Where the word "true" appears in a line below, copy the whole line.

Dataset rows for apps and sites:
______________________________

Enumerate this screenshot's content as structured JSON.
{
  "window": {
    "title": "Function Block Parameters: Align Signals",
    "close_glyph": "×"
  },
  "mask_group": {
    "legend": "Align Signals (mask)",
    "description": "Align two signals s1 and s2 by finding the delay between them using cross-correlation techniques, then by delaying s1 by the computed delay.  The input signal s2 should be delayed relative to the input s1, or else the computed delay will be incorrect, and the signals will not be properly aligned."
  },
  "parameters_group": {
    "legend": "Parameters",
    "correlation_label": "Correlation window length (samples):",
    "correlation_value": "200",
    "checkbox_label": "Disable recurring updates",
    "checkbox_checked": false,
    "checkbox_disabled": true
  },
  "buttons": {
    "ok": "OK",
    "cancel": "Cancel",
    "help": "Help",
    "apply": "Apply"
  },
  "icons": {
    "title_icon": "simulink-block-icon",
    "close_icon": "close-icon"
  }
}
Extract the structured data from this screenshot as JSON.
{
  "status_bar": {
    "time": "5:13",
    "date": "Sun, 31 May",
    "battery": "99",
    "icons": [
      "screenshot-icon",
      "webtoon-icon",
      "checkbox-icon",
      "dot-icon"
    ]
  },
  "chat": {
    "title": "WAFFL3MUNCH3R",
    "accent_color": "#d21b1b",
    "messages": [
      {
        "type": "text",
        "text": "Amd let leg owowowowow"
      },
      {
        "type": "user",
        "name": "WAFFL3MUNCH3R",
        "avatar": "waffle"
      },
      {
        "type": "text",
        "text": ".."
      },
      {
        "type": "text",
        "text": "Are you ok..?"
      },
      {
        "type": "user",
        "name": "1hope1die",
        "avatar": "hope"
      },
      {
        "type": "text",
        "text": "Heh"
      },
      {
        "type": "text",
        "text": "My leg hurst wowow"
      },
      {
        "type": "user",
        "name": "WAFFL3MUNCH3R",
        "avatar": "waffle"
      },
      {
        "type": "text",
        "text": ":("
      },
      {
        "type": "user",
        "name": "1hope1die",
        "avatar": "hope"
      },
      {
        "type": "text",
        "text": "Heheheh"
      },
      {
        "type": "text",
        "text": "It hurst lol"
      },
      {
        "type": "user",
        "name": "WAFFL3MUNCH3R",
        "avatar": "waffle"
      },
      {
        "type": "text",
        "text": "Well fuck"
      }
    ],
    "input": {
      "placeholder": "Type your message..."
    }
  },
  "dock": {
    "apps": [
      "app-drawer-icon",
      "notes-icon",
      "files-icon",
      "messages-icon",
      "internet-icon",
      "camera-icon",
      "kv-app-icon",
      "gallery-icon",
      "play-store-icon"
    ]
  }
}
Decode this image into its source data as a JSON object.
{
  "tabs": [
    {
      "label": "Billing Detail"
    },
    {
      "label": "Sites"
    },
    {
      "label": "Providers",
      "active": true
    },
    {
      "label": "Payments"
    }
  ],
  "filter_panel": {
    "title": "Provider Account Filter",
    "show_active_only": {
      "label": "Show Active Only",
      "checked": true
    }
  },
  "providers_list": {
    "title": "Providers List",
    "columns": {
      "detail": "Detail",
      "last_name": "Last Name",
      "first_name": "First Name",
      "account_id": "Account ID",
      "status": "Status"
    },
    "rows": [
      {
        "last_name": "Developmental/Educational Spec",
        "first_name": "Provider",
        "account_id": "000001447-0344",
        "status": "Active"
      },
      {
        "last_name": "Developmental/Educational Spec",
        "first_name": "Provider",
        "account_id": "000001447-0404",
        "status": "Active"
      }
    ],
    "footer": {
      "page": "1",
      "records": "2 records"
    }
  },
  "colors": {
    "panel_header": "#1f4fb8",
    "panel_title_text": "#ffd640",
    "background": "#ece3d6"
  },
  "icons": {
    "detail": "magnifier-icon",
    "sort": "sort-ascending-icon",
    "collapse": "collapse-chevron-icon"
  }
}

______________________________

— TASK OUTPUT —
    "checkbox_disabled": true
      "active": true
      "checked": true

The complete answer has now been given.